As much as jurors resent a witness who lies, you must have inconvertible evidence that someone is out and out lying in order to even suggest it.

Even then, it’s best to let the jurors come to the conclusion that a witness is lying on their own. People are persuaded by their own reasoning far more than by your proffered statements. Use words such as “incorrect” “inaccurate” “not forthcoming” to describe a witness’s testimony as opposed to “lying” or “untruthful.” Let the jurors attach the word “lie” to the testimony – as they will, if your presentation of the witness’s falsehood is effective.

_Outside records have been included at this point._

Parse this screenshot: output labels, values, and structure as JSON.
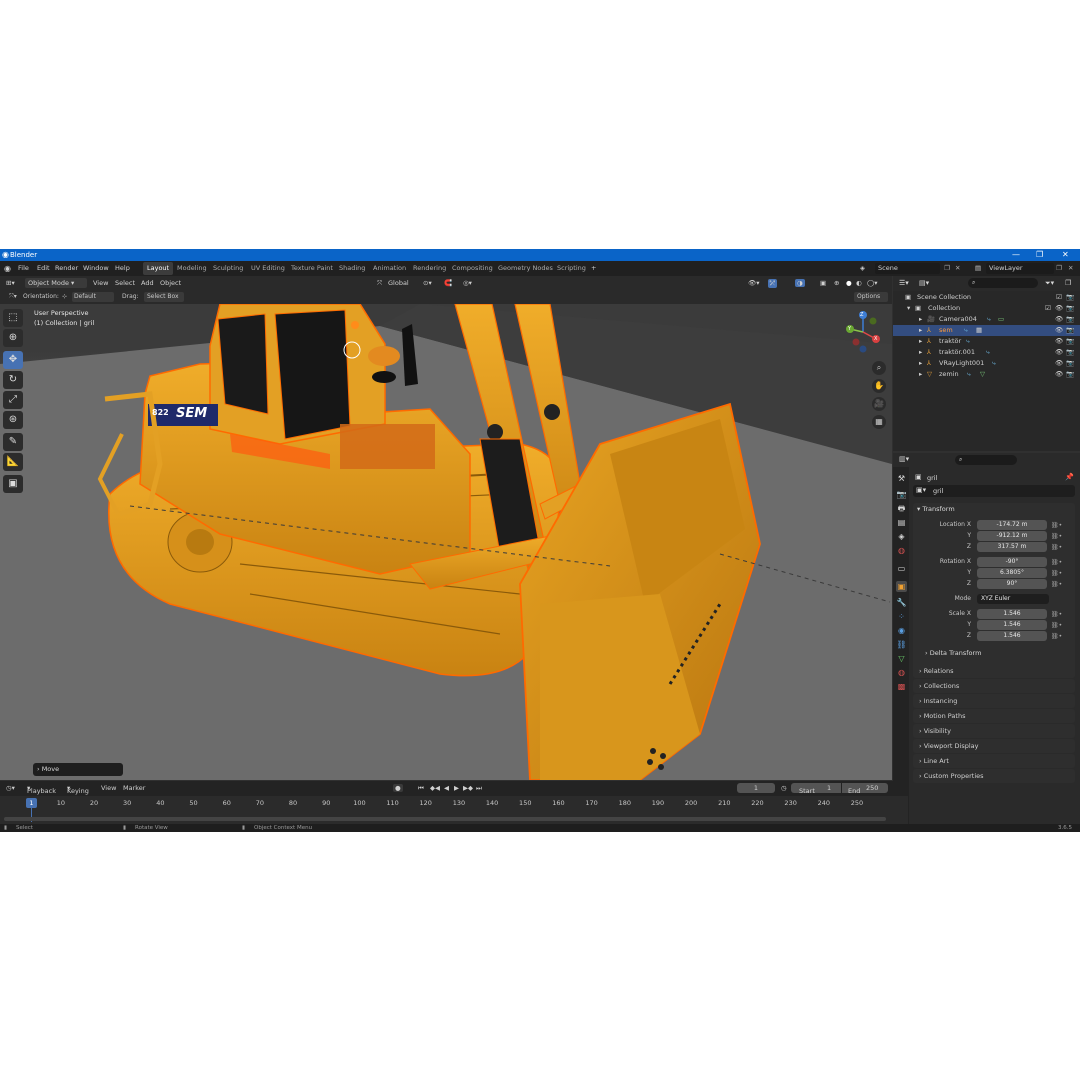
{
  "window": {
    "title": "Blender",
    "controls": [
      "—",
      "❐",
      "✕"
    ]
  },
  "menubar": {
    "menus": [
      "File",
      "Edit",
      "Render",
      "Window",
      "Help"
    ],
    "workspaces": [
      "Layout",
      "Modeling",
      "Sculpting",
      "UV Editing",
      "Texture Paint",
      "Shading",
      "Animation",
      "Rendering",
      "Compositing",
      "Geometry Nodes",
      "Scripting"
    ],
    "active_workspace": "Layout",
    "add_tab": "+",
    "scene": "Scene",
    "view_layer": "ViewLayer"
  },
  "viewport_header": {
    "mode": "Object Mode",
    "menus": [
      "View",
      "Select",
      "Add",
      "Object"
    ],
    "transform_orientation": "Global"
  },
  "tool_header": {
    "orientation_label": "Orientation:",
    "orientation_value": "Default",
    "drag_label": "Drag:",
    "drag_value": "Select Box",
    "options": "Options"
  },
  "viewport": {
    "view_name": "User Perspective",
    "collection_info": "(1) Collection | gril",
    "last_operator": "Move",
    "decal_number": "822",
    "decal_brand": "SEM",
    "gizmo_axes": {
      "x": "X",
      "y": "Y",
      "z": "Z"
    }
  },
  "outliner": {
    "search_placeholder": "",
    "root": "Scene Collection",
    "collection": "Collection",
    "items": [
      {
        "name": "Camera004",
        "icon": "camera-icon",
        "selected": false
      },
      {
        "name": "sem",
        "icon": "armature-icon",
        "selected": true
      },
      {
        "name": "traktör",
        "icon": "armature-icon",
        "selected": false
      },
      {
        "name": "traktör.001",
        "icon": "armature-icon",
        "selected": false
      },
      {
        "name": "VRayLight001",
        "icon": "armature-icon",
        "selected": false
      },
      {
        "name": "zemin",
        "icon": "mesh-icon",
        "selected": false
      }
    ]
  },
  "properties": {
    "object_name": "gril",
    "datablock_name": "gril",
    "transform_title": "Transform",
    "location": {
      "label": "Location X",
      "x": "-174.72 m",
      "y": "-912.12 m",
      "z": "317.57 m"
    },
    "rotation": {
      "label": "Rotation X",
      "x": "-90°",
      "y": "6.3805°",
      "z": "90°"
    },
    "mode_label": "Mode",
    "mode_value": "XYZ Euler",
    "scale": {
      "label": "Scale X",
      "x": "1.546",
      "y": "1.546",
      "z": "1.546"
    },
    "axis_y": "Y",
    "axis_z": "Z",
    "delta": "Delta Transform",
    "panels": [
      "Relations",
      "Collections",
      "Instancing",
      "Motion Paths",
      "Visibility",
      "Viewport Display",
      "Line Art",
      "Custom Properties"
    ]
  },
  "timeline": {
    "menus": [
      "Playback",
      "Keying",
      "View",
      "Marker"
    ],
    "current_frame": "1",
    "start_label": "Start",
    "start": "1",
    "end_label": "End",
    "end": "250",
    "ruler": [
      "1",
      "10",
      "20",
      "30",
      "40",
      "50",
      "60",
      "70",
      "80",
      "90",
      "100",
      "110",
      "120",
      "130",
      "140",
      "150",
      "160",
      "170",
      "180",
      "190",
      "200",
      "210",
      "220",
      "230",
      "240",
      "250"
    ]
  },
  "statusbar": {
    "select": "Select",
    "rotate_view": "Rotate View",
    "context_menu": "Object Context Menu",
    "version": "3.6.5"
  },
  "colors": {
    "accent": "#4772b3",
    "selection_outline": "#ff6a00",
    "model": "#e59a1c",
    "titlebar": "#0a64c8"
  }
}
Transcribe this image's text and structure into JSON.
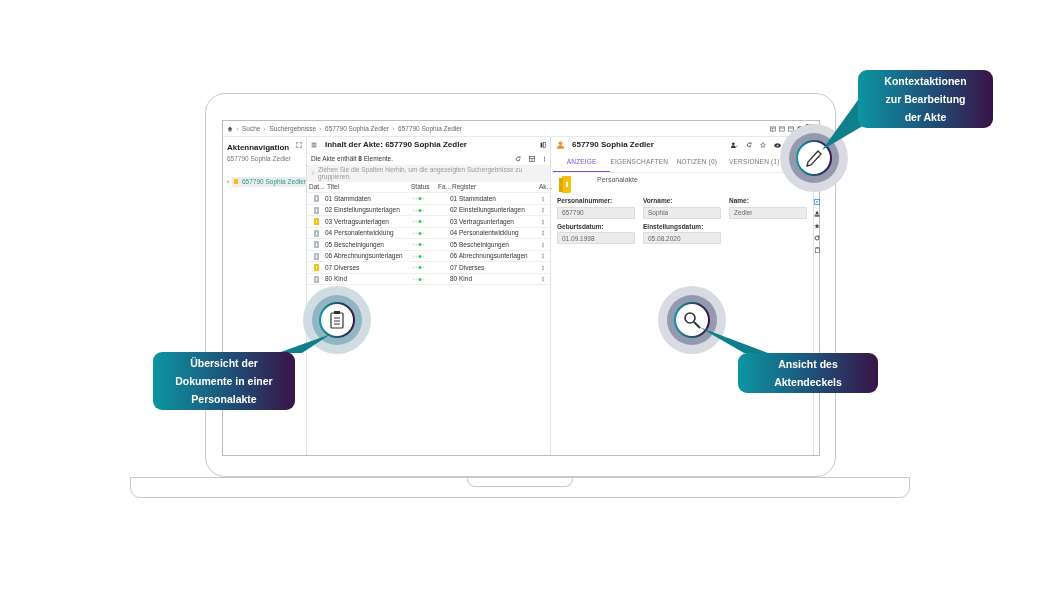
{
  "breadcrumb": [
    {
      "label": "Suche"
    },
    {
      "label": "Suchergebnisse"
    },
    {
      "label": "657790 Sophia Zedler"
    },
    {
      "label": "657790 Sophia Zedler"
    }
  ],
  "navigation": {
    "title": "Aktennavigation",
    "subtitle": "657790 Sophia Zedler",
    "tree": [
      {
        "label": "657790 Sophia Zedler",
        "selected": true
      }
    ]
  },
  "content": {
    "title": "Inhalt der Akte: 657790 Sophia Zedler",
    "count_text": "Die Akte enthält **8** Elemente.",
    "group_hint": "Ziehen Sie die Spalten hierhin, um die angezeigten Suchergebnisse zu gruppieren.",
    "columns": [
      "Dat...",
      "Titel",
      "Status",
      "Fa...",
      "Register",
      "Ak..."
    ],
    "rows": [
      {
        "title": "01 Stammdaten",
        "register": "01 Stammdaten",
        "color": "#b4bcc6"
      },
      {
        "title": "02 Einstellungsunterlagen",
        "register": "02 Einstellungsunterlagen",
        "color": "#b4bcc6"
      },
      {
        "title": "03 Vertragsunterlagen",
        "register": "03 Vertragsunterlagen",
        "color": "#f4c20d"
      },
      {
        "title": "04 Personalentwicklung",
        "register": "04 Personalentwicklung",
        "color": "#b4bcc6"
      },
      {
        "title": "05 Bescheinigungen",
        "register": "05 Bescheinigungen",
        "color": "#b4bcc6"
      },
      {
        "title": "06 Abrechnungsunterlagen",
        "register": "06 Abrechnungsunterlagen",
        "color": "#b4bcc6"
      },
      {
        "title": "07 Diverses",
        "register": "07 Diverses",
        "color": "#f4c20d"
      },
      {
        "title": "80 Kind",
        "register": "80 Kind",
        "color": "#b4bcc6"
      }
    ]
  },
  "record": {
    "title": "657790 Sophia Zedler",
    "tabs": [
      {
        "label": "ANZEIGE",
        "selected": true
      },
      {
        "label": "EIGENSCHAFTEN",
        "selected": false
      },
      {
        "label": "NOTIZEN (0)",
        "selected": false
      },
      {
        "label": "VERSIONEN (1)",
        "selected": false
      }
    ],
    "doc_type": "Personalakte",
    "fields": [
      {
        "label": "Personalnummer:",
        "value": "657790"
      },
      {
        "label": "Vorname:",
        "value": "Sophia"
      },
      {
        "label": "Name:",
        "value": "Zedler"
      },
      {
        "label": "Geburtsdatum:",
        "value": "01.09.1998"
      },
      {
        "label": "Einstellungsdatum:",
        "value": "05.08.2020"
      }
    ]
  },
  "callouts": [
    {
      "kind": "clipboard",
      "lines": [
        "Übersicht der",
        "Dokumente in einer",
        "Personalakte"
      ]
    },
    {
      "kind": "search",
      "lines": [
        "Ansicht des",
        "Aktendeckels"
      ]
    },
    {
      "kind": "pencil",
      "lines": [
        "Kontextaktionen",
        "zur Bearbeitung",
        "der Akte"
      ]
    }
  ]
}
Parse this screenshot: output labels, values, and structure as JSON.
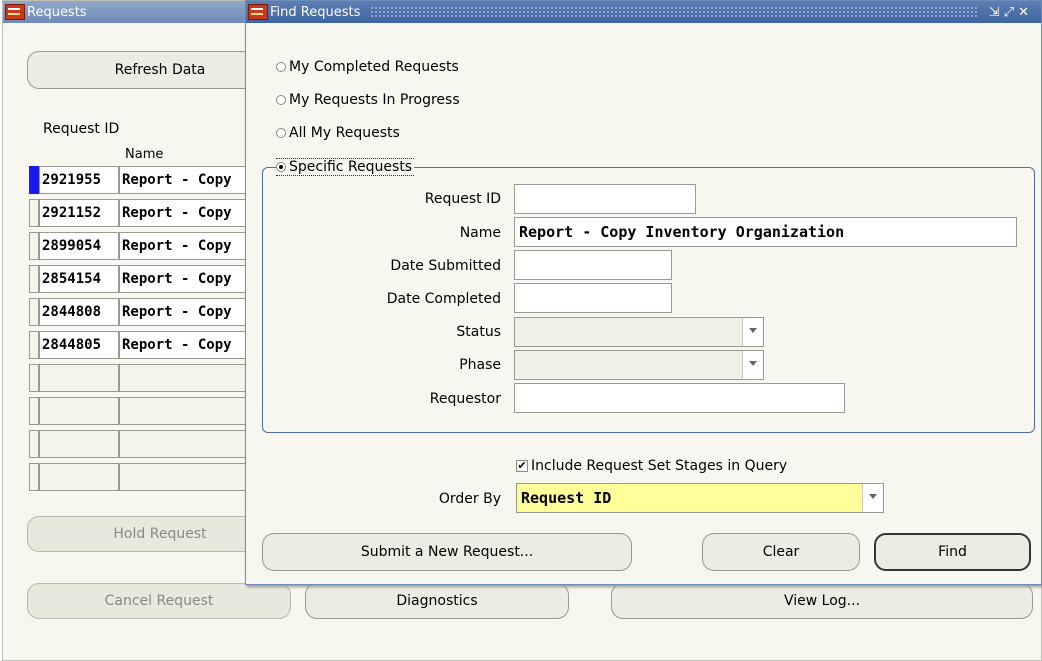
{
  "requests_window": {
    "title": "Requests",
    "refresh_label": "Refresh Data",
    "col_request_id": "Request ID",
    "col_name": "Name",
    "rows": [
      {
        "id": "2921955",
        "name": "Report - Copy"
      },
      {
        "id": "2921152",
        "name": "Report - Copy"
      },
      {
        "id": "2899054",
        "name": "Report - Copy"
      },
      {
        "id": "2854154",
        "name": "Report - Copy"
      },
      {
        "id": "2844808",
        "name": "Report - Copy"
      },
      {
        "id": "2844805",
        "name": "Report - Copy"
      }
    ],
    "hold_label": "Hold Request",
    "cancel_label": "Cancel Request",
    "diagnostics_label": "Diagnostics",
    "viewlog_label": "View Log..."
  },
  "find_dialog": {
    "title": "Find Requests",
    "radio_completed": "My Completed Requests",
    "radio_in_progress": "My Requests In Progress",
    "radio_all": "All My Requests",
    "radio_specific": "Specific Requests",
    "labels": {
      "request_id": "Request ID",
      "name": "Name",
      "date_submitted": "Date Submitted",
      "date_completed": "Date Completed",
      "status": "Status",
      "phase": "Phase",
      "requestor": "Requestor"
    },
    "values": {
      "request_id": "",
      "name": "Report - Copy Inventory Organization",
      "date_submitted": "",
      "date_completed": "",
      "status": "",
      "phase": "",
      "requestor": ""
    },
    "include_stages_label": "Include Request Set Stages in Query",
    "include_stages_checked": "✔",
    "order_by_label": "Order By",
    "order_by_value": "Request ID",
    "submit_new_label": "Submit a New Request...",
    "clear_label": "Clear",
    "find_label": "Find"
  }
}
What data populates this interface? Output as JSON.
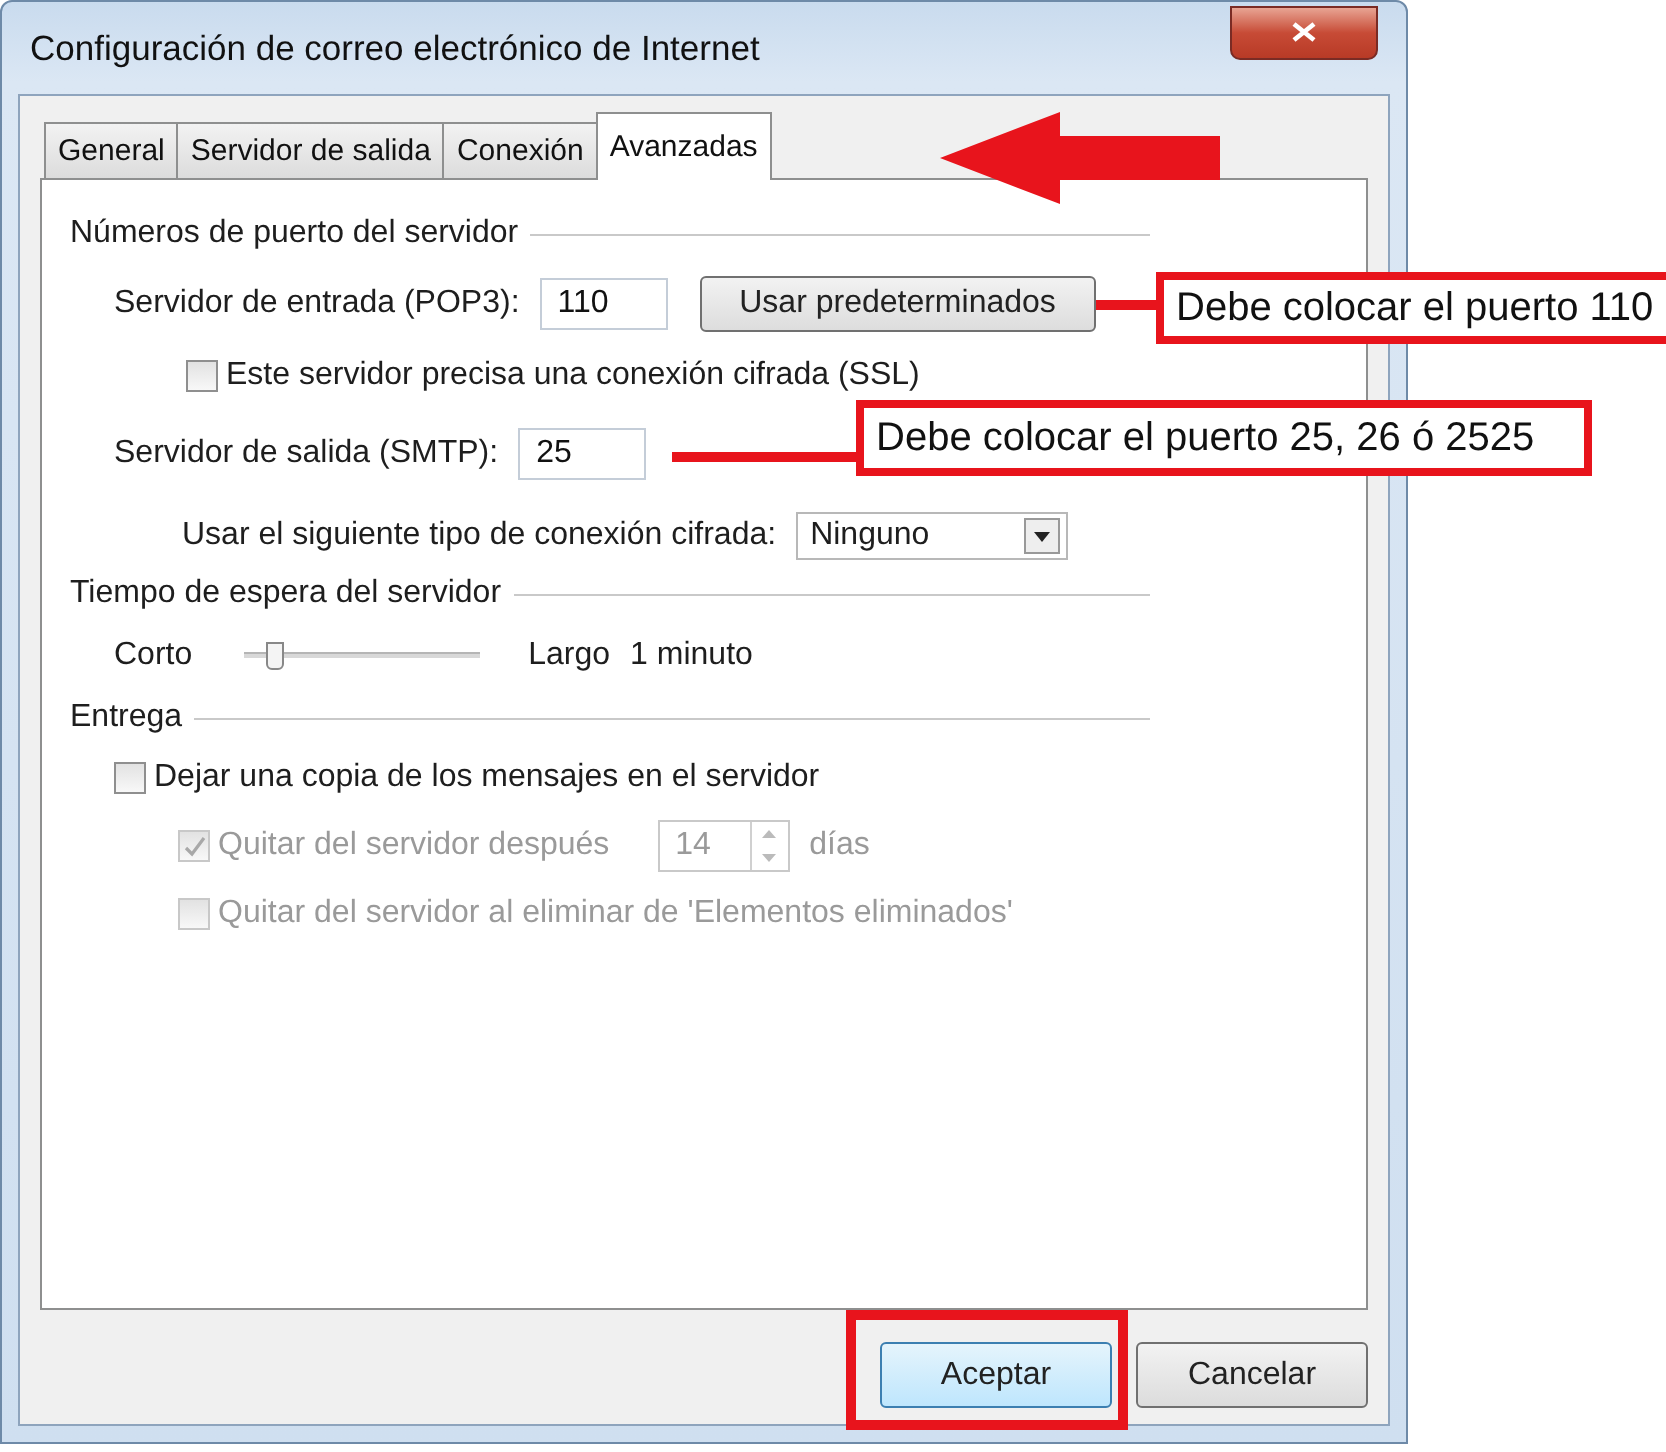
{
  "window": {
    "title": "Configuración de correo electrónico de Internet"
  },
  "tabs": [
    {
      "label": "General",
      "selected": false
    },
    {
      "label": "Servidor de salida",
      "selected": false
    },
    {
      "label": "Conexión",
      "selected": false
    },
    {
      "label": "Avanzadas",
      "selected": true
    }
  ],
  "ports": {
    "heading": "Números de puerto del servidor",
    "incoming": {
      "label": "Servidor de entrada (POP3):",
      "value": "110"
    },
    "defaults_button": "Usar predeterminados",
    "ssl": {
      "label": "Este servidor precisa una conexión cifrada (SSL)",
      "checked": false
    },
    "outgoing": {
      "label": "Servidor de salida (SMTP):",
      "value": "25"
    },
    "encryption": {
      "label": "Usar el siguiente tipo de conexión cifrada:",
      "value": "Ninguno"
    }
  },
  "timeout": {
    "heading": "Tiempo de espera del servidor",
    "min_label": "Corto",
    "max_label": "Largo",
    "level": 0.1,
    "reading": "1 minuto"
  },
  "delivery": {
    "heading": "Entrega",
    "leave_copy": {
      "label": "Dejar una copia de los mensajes en el servidor",
      "checked": false,
      "disabled": false
    },
    "remove_after": {
      "label": "Quitar del servidor después",
      "checked": true,
      "disabled": true,
      "value": "14",
      "unit": "días"
    },
    "remove_deleted": {
      "label": "Quitar del servidor al eliminar de 'Elementos eliminados'",
      "checked": false,
      "disabled": true
    }
  },
  "buttons": [
    {
      "label": "Aceptar",
      "default": true
    },
    {
      "label": "Cancelar",
      "default": false
    }
  ],
  "annotations": [
    {
      "text": "Debe colocar el puerto 110"
    },
    {
      "text": "Debe colocar el puerto 25, 26 ó 2525"
    }
  ]
}
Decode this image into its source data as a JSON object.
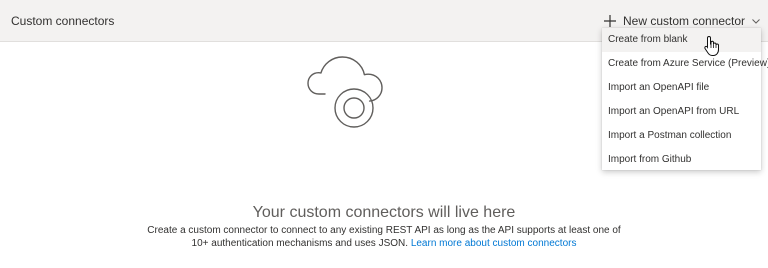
{
  "header": {
    "title": "Custom connectors",
    "new_button_label": "New custom connector",
    "new_button_icon": "plus-icon",
    "dropdown_icon": "chevron-down-icon"
  },
  "menu": {
    "items": [
      {
        "label": "Create from blank"
      },
      {
        "label": "Create from Azure Service (Preview)"
      },
      {
        "label": "Import an OpenAPI file"
      },
      {
        "label": "Import an OpenAPI from URL"
      },
      {
        "label": "Import a Postman collection"
      },
      {
        "label": "Import from Github"
      }
    ]
  },
  "empty_state": {
    "illustration": "cloud-icon",
    "title": "Your custom connectors will live here",
    "description": "Create a custom connector to connect to any existing REST API as long as the API supports at least one of 10+ authentication mechanisms and uses JSON.",
    "link_label": "Learn more about custom connectors"
  },
  "colors": {
    "header_bg": "#f3f2f1",
    "link": "#0078d4",
    "text": "#323130"
  }
}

One of the most effective ways to help the jurors get there, is to use the tried-and-true  “Chart of Inconsistencies.” As defense, for example, you could bullet on a chart what the plaintiff told Dr. A, the different story he told Dr. B, and the yet more different tale he told at deposition. Or as plaintiff, you could bullet on a chart what defendant told the police, what was discovered in emails, what she swore to in interrogatories. Such a chart alone, since it references facts, has more impact on today’s jurors than your forceful “And he lied!!” ever could.